An integrated genome-wide multi-omics analysis of gene expression dynamics in the preimplantation mouse embryo

Steffen Israel, Mathias Ernst, Olympia E Psathaki, Hannes C A Drexler, Ellen Casser, Yutaka Suzuki, Wojciech Makalowski, Michele Boiani, Georg Fuellen, Leila Taher

Research output: Contribution to journalArticle

Abstract

Early mouse embryos have an atypical translational machinery that consists of cytoplasmic lattices and is poorly competent for translation. Hence, the impact of transcriptomic changes on the operational level of proteins is predicted to be relatively modest. To investigate this, we performed liquid chromatography-tandem mass spectrometry and mRNA sequencing at seven developmental stages, from the mature oocyte to the blastocyst, and independently validated our data by immunofluorescence and qPCR. We detected and quantified 6,550 proteins and 20,535 protein-coding transcripts. In contrast to the transcriptome - where changes occur early, mostly at the 2-cell stage - our data indicate that the most substantial changes in the proteome take place towards later stages, between the morula and blastocyst. We also found little to no concordance between the changes in protein and transcript levels, especially for early stages, but observed that the concordance increased towards the morula and blastocyst, as did the number of free ribosomes. These results are consistent with the cytoplasmic lattice-to-free ribosome transition being a key mediator of developmental regulation. Finally, we show how these data can be used to appraise the strengths and limitations of mRNA-based studies of pre-implantation development and expand on the list of known developmental markers.

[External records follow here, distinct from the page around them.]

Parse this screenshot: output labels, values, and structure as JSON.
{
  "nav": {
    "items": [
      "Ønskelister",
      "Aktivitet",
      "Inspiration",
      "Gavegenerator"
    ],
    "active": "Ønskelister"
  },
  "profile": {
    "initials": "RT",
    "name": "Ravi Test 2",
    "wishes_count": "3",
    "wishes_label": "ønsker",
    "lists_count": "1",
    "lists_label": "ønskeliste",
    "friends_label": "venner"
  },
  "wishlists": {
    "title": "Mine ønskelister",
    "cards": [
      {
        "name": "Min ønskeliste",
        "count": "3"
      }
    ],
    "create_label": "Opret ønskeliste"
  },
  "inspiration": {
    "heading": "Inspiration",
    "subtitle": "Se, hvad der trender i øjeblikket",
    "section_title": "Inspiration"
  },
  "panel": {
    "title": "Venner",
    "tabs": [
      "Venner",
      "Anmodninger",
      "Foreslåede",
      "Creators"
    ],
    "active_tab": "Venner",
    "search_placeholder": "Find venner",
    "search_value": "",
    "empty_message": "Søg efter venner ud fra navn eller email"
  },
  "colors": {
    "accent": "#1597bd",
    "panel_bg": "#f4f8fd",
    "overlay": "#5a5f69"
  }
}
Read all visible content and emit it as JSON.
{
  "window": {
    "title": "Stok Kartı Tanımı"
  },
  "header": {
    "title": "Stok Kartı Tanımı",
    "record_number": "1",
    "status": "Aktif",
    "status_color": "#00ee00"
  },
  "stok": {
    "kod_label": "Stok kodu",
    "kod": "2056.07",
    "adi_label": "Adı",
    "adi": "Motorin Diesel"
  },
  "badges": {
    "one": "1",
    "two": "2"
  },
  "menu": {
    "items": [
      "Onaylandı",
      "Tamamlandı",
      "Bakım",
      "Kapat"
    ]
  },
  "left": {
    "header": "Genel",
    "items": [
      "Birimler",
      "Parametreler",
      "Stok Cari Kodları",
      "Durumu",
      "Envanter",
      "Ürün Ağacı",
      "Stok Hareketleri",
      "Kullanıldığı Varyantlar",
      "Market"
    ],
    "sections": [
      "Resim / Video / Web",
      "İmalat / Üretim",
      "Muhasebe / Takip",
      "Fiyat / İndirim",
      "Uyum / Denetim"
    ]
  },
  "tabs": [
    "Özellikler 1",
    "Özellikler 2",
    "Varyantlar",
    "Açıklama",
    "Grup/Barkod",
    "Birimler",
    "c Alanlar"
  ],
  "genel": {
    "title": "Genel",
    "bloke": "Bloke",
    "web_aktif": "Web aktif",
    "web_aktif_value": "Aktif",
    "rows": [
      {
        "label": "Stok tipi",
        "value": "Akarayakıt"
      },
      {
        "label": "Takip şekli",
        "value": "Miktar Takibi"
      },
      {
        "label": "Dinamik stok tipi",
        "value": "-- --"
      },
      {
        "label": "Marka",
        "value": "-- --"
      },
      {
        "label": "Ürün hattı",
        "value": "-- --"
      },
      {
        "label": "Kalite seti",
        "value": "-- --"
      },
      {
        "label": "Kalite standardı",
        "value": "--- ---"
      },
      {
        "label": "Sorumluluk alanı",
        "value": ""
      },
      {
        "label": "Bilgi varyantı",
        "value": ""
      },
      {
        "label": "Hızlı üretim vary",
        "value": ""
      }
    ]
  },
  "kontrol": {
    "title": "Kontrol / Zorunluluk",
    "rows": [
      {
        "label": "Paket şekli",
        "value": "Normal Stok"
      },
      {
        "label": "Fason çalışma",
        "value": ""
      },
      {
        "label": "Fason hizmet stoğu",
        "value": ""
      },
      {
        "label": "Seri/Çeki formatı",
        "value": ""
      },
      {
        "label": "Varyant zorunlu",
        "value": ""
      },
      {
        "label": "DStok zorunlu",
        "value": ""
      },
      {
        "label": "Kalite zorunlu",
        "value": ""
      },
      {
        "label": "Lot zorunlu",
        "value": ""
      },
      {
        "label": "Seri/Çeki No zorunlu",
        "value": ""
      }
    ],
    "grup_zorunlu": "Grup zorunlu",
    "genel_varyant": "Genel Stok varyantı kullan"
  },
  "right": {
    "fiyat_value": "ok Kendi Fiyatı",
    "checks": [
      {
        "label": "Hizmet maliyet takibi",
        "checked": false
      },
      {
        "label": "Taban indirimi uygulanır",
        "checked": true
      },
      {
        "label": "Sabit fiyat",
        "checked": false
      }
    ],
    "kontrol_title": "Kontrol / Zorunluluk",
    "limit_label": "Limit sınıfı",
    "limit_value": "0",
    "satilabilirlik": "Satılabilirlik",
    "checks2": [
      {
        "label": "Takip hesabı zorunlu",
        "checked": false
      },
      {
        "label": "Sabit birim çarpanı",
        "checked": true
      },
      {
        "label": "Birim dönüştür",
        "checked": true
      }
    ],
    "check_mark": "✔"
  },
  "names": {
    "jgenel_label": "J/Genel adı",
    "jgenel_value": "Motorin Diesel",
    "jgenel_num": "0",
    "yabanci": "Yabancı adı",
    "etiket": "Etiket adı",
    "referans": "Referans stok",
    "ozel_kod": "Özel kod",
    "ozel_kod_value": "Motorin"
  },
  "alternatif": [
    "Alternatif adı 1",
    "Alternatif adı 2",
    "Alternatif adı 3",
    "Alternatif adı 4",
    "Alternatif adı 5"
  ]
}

Original languageEnglish
Pages (from-to)13356
JournalScientific Reports
Volume9
Issue number1
DOIs
Publication statusPublished - 16 Sep 2019
Externally publishedYes

Fields of Expertise

  • Human- & Biotechnology

Fingerprint Dive into the research topics of 'An integrated genome-wide multi-omics analysis of gene expression dynamics in the preimplantation mouse embryo'. Together they form a unique fingerprint.

  • Cite this